Canon has announced what's probably the most anticipated camera in years: the 5D Mark IV. Chock full of improvements and some remarkable new features, it looks to be a worthy successor to the 5D Mark III. Along with it come two new lenses, the EF 16-35mm f/2.8L III USM and the EF 24-105mm f/4L IS II USM.
Articles written by Alex Cooke
Hard drives are cool again. What used to be just a repository for data has evolved into a multifunctional device that can store data, back up your memory cards in the field without a computer, charge your phone, and even act as a Wi-Fi hotspot. The Western Digital My Passport Wireless Pro can do all those things, making it an intriguing option for those of us who desire portability and capability in one device.
There are all kinds of things designed to make the job of carrying around camera gear easier: bags, hard cases, totes, rollers, etc. But there's something we always have with us (I hope): our clothing. SCOTTeVEST took note of this and created the Revolution jacket, designed specifically with photographers in mind.
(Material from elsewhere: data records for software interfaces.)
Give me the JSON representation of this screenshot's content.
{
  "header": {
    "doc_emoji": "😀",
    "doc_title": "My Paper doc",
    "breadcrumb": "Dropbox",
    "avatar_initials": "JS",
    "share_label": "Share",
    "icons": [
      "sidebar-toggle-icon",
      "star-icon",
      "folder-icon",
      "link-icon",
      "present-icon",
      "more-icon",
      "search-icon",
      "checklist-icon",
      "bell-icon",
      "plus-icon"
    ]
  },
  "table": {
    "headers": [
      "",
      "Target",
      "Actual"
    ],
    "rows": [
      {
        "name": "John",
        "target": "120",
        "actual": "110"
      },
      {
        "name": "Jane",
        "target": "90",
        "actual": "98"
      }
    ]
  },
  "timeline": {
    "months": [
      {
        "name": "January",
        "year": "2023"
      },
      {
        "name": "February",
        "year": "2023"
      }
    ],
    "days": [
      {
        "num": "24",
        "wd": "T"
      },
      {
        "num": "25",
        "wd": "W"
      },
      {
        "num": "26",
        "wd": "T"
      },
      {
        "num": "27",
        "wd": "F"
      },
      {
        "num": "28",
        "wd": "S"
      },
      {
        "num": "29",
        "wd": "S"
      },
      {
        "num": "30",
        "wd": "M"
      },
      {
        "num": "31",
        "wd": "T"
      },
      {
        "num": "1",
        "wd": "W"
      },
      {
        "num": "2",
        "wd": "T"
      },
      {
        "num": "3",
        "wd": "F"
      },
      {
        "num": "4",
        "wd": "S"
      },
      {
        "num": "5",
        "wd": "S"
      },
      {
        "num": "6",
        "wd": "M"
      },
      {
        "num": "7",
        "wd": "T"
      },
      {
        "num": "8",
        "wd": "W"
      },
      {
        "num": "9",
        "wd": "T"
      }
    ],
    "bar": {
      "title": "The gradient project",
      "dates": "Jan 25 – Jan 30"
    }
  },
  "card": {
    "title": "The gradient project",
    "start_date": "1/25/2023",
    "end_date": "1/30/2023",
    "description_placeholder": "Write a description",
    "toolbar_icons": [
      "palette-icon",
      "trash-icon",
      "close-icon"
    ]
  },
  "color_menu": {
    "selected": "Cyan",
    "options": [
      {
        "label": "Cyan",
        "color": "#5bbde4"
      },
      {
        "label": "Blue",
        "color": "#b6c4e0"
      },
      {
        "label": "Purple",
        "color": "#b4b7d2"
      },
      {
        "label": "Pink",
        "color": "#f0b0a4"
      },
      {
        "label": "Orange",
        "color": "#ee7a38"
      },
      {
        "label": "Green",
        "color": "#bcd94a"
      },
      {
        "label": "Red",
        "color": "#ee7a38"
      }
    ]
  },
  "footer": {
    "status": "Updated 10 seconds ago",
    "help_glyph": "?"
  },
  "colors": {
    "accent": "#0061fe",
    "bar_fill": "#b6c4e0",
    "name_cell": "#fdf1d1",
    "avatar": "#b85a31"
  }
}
Earlier this year, Pentax released the K-1, its first foray into the digital full-frame market and a camera surrounded by a healthy dose of excitement and intrigue. I've had the chance to use it and some of the new system lenses for the past month. It's a fun and highly capable system that could be just the ticket for many photographers.
The Fstoppers community is brimming with creative vision and talent. Every day, we comb through your work, looking for images to feature as the Photo of the Day or simply to admire your creativity and technical prowess. In 2016, we'll be featuring a new photographer every month, whose portfolio represents both stellar photographic achievement and a high level of involvement within the Fstoppers community.
A team of researchers recently placed study participants in different situations such as a bus tour, a museum, or a simulation of a live event. Some participants were allowed to take photos, while others were not. The team consistently found that those who were allowed to take photos enjoyed the experience more and showed higher levels of engagement with the material.
20 people were searching for a grandfather and his granddaughter in Iowa in dense woods, as sunset approached and made the rescue effort all the more difficult. Luckily, Emergency Management Coordinator David Penton had a clever idea: he called a colleague who owned a drone and told him to bring it to the site as quickly as possible.
In case you missed it, President Barack Obama and Democratic Presidential Nominee Hillary Clinton shared a hug after the President's speech at the Democratic National Convention. Naturally, Photoshoppers were ready and waiting with Wacom pens in hand, and the results didn't disappoint.
What follows is one of the strangest and most remarkable coincidences I've ever come across in the world of photography. We've heard of photos that were blatantly stolen, but what happens when the concept of a major digital art project is copied? Is it even possible to copy a "copy" of an idea, or can two different artists be inspired to come up with the exact same concept completely independently? This is the tale of two composite photographs.
If you ever do any sort of composite work, chances are that you'll need to add shadows. They're one of the biggest aspects of making a composite image convincing, and yet, they're also very subtle and tricky to pull off. Phlearn is here with a great tutorial to get you started.
As you probably know, much of the epic imagery in "Game of Thrones" is computer-generated. It's a monumental task, and this video from Rising Sun Pictures, the visual effects company responsible for that amazing imagery, really puts into perspective the amount of work and imagination required to pull off such a feat.
"The immediate need for results, whether it's real or perceived, is a lot of what's going on today." Inspiration and opportunity hurry for no one. In this great video from B&H, Nicholas Pappagallo outlines what it takes to be a prepared and patient photographer, so when inspiration and opportunity do finally show, you're ready and waiting.
"This is what we have to create if we want to sell." Ruben Salvadori, an anthropologist and photographer, spent months in East Jerusalem, where he initially went as a conflict photographer. Soon, however, his anthropological training kicked in, and he found a subject that was more interesting to him personally: the photographers themselves.